Well, it's true that community responses against emanations of racial hate -- particularly hate crimes -- often take on the trappings of Liberal Chic and its attendant self-righteousness. But it's important to understand that in the case of hate crimes, these kinds of demonstrations play an essential role in curbing the crimes. They have real practical value, which is why you'll see them attract support not merely from civil-rights groups and liberal churches, but also from law enforcement and city officials.

The vast majority of hate-crime perpetrators, as I explain in Death on the Fourth of July, believe fully that they are committing these crimes with the unspoken approval of their respective community -- that they are merely acting on its real desires. This (combined with a high incidence of narcissistic/antisocial personality disorders) lends itself to another common trait of hate criminals: they rarely believe they've done anything wrong. And it's important to note that these perps consistently held these views well before they ever acted upon them.

Thus, high-profile and widely sanctioned expressions of community disapproval of these crimes play an essential role in discouraging further such acts. They inform any would-be hate criminals that, contrary to their preconceived notions, the community at large clearly does not approve of these kinds of acts, and rather than being community heroes, they will be pariahs.

In the case of Naveed Afzal Haq, it's clear that he believed he was acting particularly on the "unstated wishes" of the Muslim American community. And this weekend, the Seattle Muslim community stood up en masse and repudiated his horrific act. Muslim leaders were all over local television, mourning the victims and condemning the violence; local Muslims paid visits to Jewish centers to pay their condolences to reach out to them as human beings. The Muslim community also issued a statement:
We categorically condemn this and any similar acts of violence. We pray for the safety and health of those injured and offer our heartfelt condolences to the family of the victims of this attack. We also hope that the perpetrator of this crime is brought to justice.

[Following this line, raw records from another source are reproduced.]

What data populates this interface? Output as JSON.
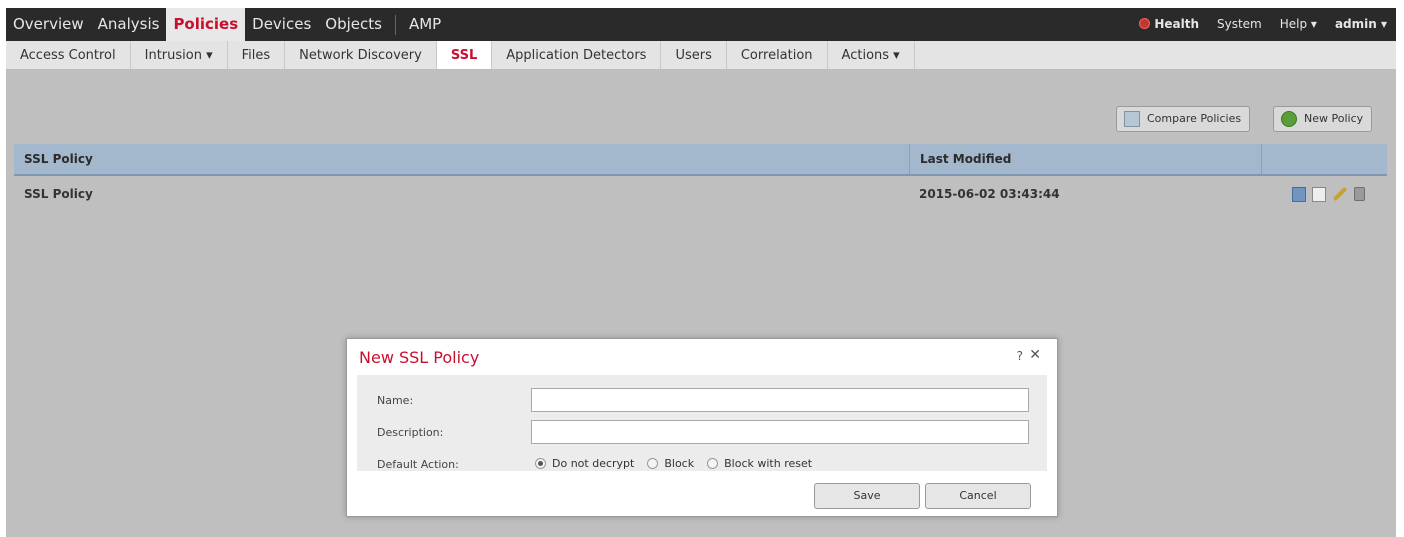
{
  "topnav": {
    "items": [
      "Overview",
      "Analysis",
      "Policies",
      "Devices",
      "Objects",
      "AMP"
    ],
    "active": "Policies",
    "health": "Health",
    "system": "System",
    "help": "Help ▾",
    "user": "admin ▾"
  },
  "subnav": {
    "tabs": [
      "Access Control",
      "Intrusion ▾",
      "Files",
      "Network Discovery",
      "SSL",
      "Application Detectors",
      "Users",
      "Correlation",
      "Actions ▾"
    ],
    "active": "SSL"
  },
  "toolbar": {
    "compare_label": "Compare Policies",
    "new_label": "New Policy"
  },
  "table": {
    "columns": [
      "SSL Policy",
      "Last Modified",
      ""
    ],
    "rows": [
      {
        "name": "SSL Policy",
        "modified": "2015-06-02 03:43:44"
      }
    ]
  },
  "dialog": {
    "title": "New SSL Policy",
    "help": "?",
    "close": "✕",
    "name_label": "Name:",
    "name_value": "",
    "description_label": "Description:",
    "description_value": "",
    "default_action_label": "Default Action:",
    "options": [
      "Do not decrypt",
      "Block",
      "Block with reset"
    ],
    "selected_option": "Do not decrypt",
    "save_label": "Save",
    "cancel_label": "Cancel"
  },
  "colors": {
    "accent": "#c8102e",
    "topnav_bg": "#2a2a2a",
    "table_header": "#a3b7cd"
  }
}
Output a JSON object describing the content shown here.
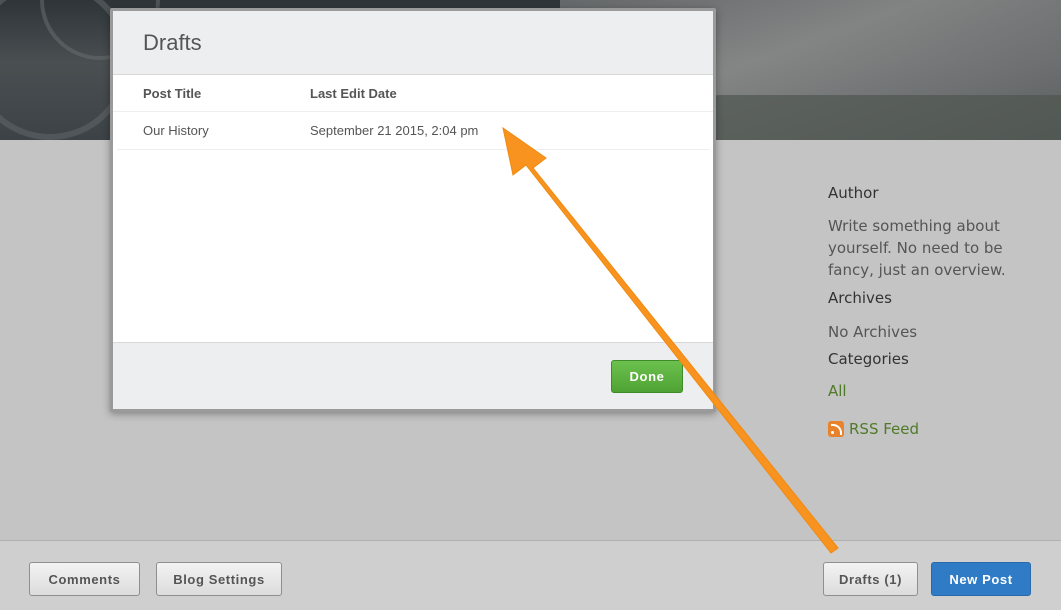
{
  "modal": {
    "title": "Drafts",
    "columns": {
      "post_title": "Post Title",
      "last_edit_date": "Last Edit Date"
    },
    "rows": [
      {
        "title": "Our History",
        "date": "September 21 2015, 2:04 pm"
      }
    ],
    "done_label": "Done"
  },
  "sidebar": {
    "author_title": "Author",
    "author_text": "Write something about yourself. No need to be fancy, just an overview.",
    "archives_title": "Archives",
    "archives_text": "No Archives",
    "categories_title": "Categories",
    "category_all": "All",
    "rss_label": "RSS Feed"
  },
  "toolbar": {
    "comments_label": "Comments",
    "blog_settings_label": "Blog Settings",
    "drafts_label": "Drafts (1)",
    "new_post_label": "New Post"
  },
  "colors": {
    "accent_blue": "#2f7bc6",
    "done_green": "#5cb33f",
    "link_green": "#4f7a28",
    "arrow_orange": "#f7931e"
  }
}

There is no room for such acts of violence in our city and community. When one of us is attacked, none of us are safe. We refuse to see the violence in the Middle East spill over to our cities and neighborhoods.

We reject and categorically condemn any attacks against the Jewish community and stand in solidarity with the Jewish Federation in this tragedy.

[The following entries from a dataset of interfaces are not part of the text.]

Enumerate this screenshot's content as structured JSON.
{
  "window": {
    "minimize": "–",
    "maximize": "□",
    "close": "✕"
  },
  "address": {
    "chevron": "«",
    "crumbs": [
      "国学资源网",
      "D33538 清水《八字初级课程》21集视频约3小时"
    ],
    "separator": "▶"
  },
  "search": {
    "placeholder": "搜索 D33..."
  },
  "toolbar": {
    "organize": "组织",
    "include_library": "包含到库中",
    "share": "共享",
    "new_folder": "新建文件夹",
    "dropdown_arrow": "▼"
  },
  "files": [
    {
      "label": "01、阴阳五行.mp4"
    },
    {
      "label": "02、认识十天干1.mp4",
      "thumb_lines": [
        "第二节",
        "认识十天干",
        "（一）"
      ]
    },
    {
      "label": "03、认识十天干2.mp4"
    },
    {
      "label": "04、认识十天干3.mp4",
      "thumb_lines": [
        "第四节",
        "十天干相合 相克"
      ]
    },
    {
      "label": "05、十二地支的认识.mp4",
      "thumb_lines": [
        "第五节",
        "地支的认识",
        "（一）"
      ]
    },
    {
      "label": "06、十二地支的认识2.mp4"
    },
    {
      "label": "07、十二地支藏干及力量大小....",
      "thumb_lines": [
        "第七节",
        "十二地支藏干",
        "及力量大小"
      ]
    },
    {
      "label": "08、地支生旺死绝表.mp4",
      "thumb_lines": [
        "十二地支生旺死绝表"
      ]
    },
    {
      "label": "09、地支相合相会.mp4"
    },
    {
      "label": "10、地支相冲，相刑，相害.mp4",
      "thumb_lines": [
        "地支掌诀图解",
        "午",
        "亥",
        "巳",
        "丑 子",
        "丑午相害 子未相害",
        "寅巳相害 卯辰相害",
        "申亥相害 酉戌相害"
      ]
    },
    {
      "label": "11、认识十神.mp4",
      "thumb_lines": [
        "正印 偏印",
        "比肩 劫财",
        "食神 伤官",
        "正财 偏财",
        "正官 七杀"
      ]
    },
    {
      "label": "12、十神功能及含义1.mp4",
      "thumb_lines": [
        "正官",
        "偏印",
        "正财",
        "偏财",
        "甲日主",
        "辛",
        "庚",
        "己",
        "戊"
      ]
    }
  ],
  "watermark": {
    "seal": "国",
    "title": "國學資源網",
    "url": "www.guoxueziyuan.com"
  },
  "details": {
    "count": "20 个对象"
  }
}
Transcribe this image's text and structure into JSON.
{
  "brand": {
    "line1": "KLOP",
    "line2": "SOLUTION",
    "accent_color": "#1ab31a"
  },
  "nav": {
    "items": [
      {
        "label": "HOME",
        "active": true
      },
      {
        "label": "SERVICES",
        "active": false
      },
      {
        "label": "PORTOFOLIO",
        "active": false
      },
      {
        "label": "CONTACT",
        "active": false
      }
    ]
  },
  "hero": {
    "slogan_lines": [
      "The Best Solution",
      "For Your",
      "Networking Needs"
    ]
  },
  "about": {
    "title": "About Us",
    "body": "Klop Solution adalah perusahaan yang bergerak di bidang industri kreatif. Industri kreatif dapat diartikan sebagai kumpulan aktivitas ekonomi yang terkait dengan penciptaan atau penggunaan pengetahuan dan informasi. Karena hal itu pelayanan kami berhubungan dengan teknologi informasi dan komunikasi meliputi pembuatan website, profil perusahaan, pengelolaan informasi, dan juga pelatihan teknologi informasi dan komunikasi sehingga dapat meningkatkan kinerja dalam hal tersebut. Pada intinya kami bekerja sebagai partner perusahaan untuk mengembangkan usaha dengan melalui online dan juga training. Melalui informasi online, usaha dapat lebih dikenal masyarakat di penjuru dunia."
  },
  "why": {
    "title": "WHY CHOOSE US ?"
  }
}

This is an admirable start, and precisely the kind of bridge-building that incidents like this can inspire, amid the sorrow and pain. What's needed, as well, is for the entire community to stand up and repudiate this act, and all hate crimes, for exactly the same reason: The louder that voices of hate speak and inspire acts of hate, the more we will stand up and repudiate them, because they poison and destroy our human community.

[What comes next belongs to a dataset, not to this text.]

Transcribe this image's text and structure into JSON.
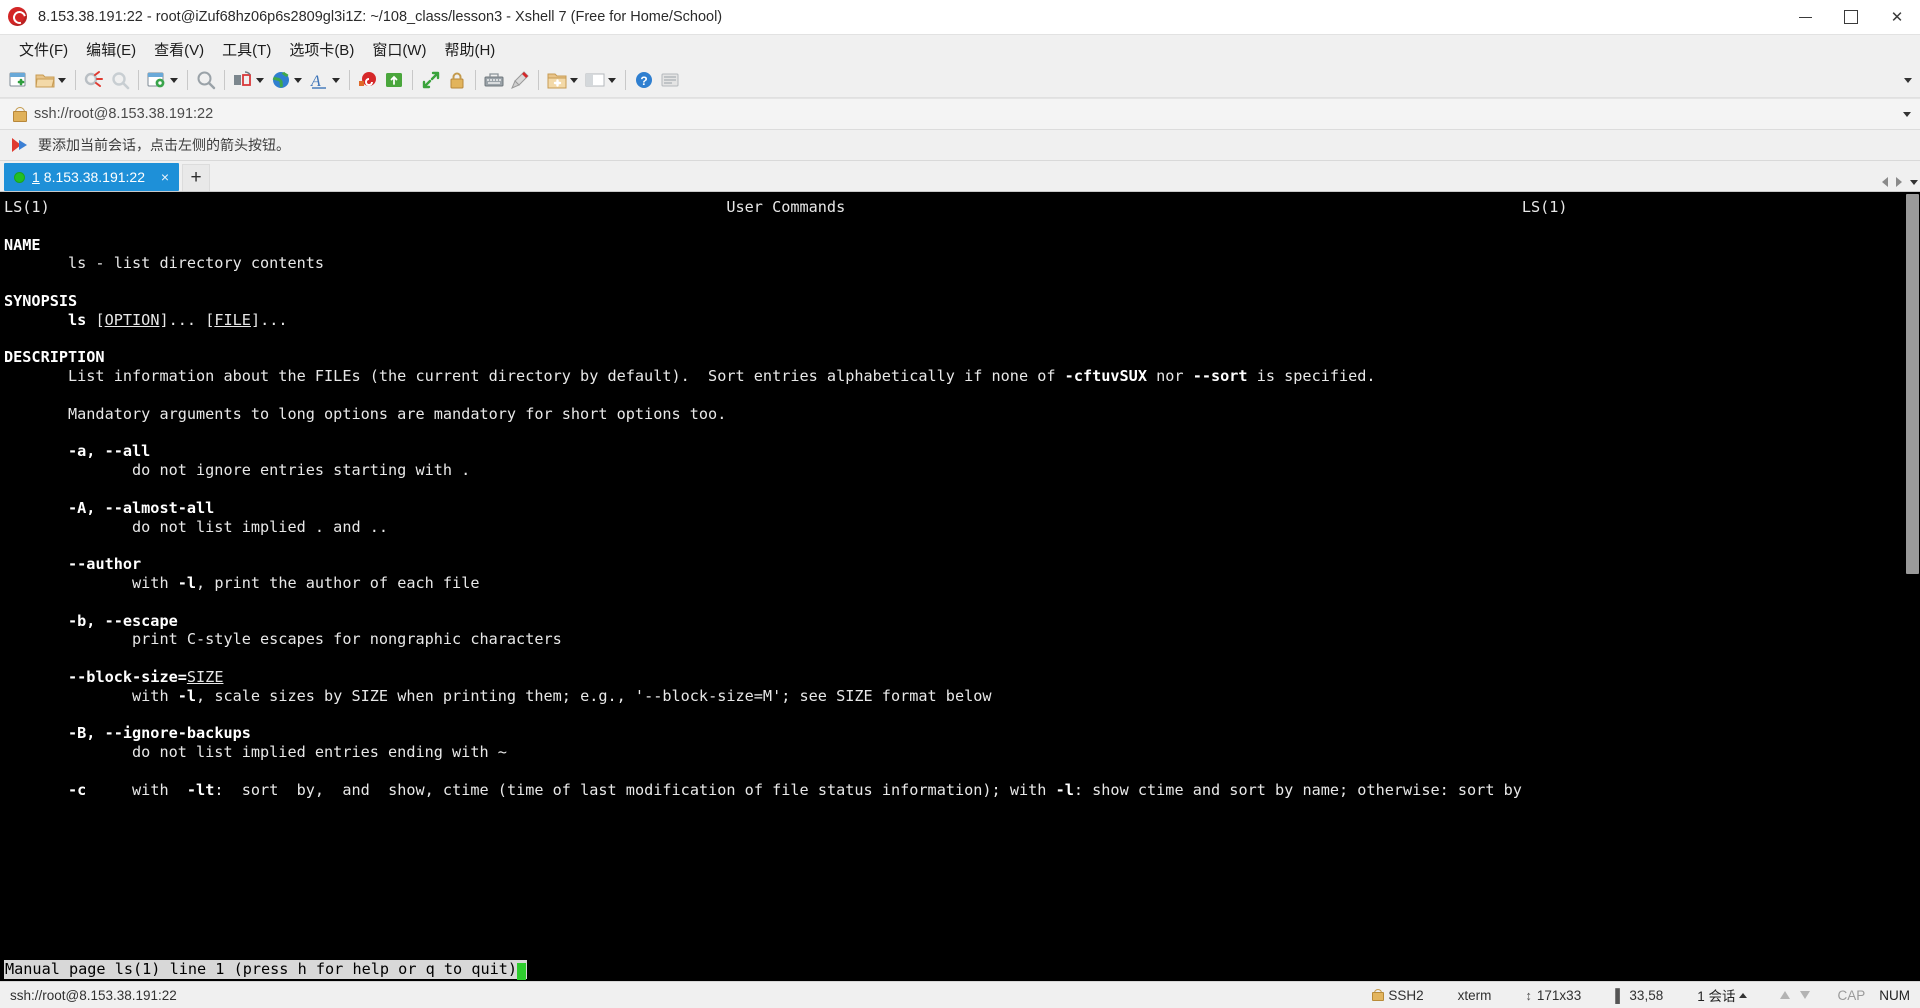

When we do this, we not only blunt their hate, but there is also the chance that we can defuse it, as Dayna Klein managed to do last Friday. Because when we stand up for what is human in all of us, there is a chance, however small, that we can even touch the vestiges of humanity that lie buried beneath the layers of hate in people like Naveed Afzal Haq, before they ever act.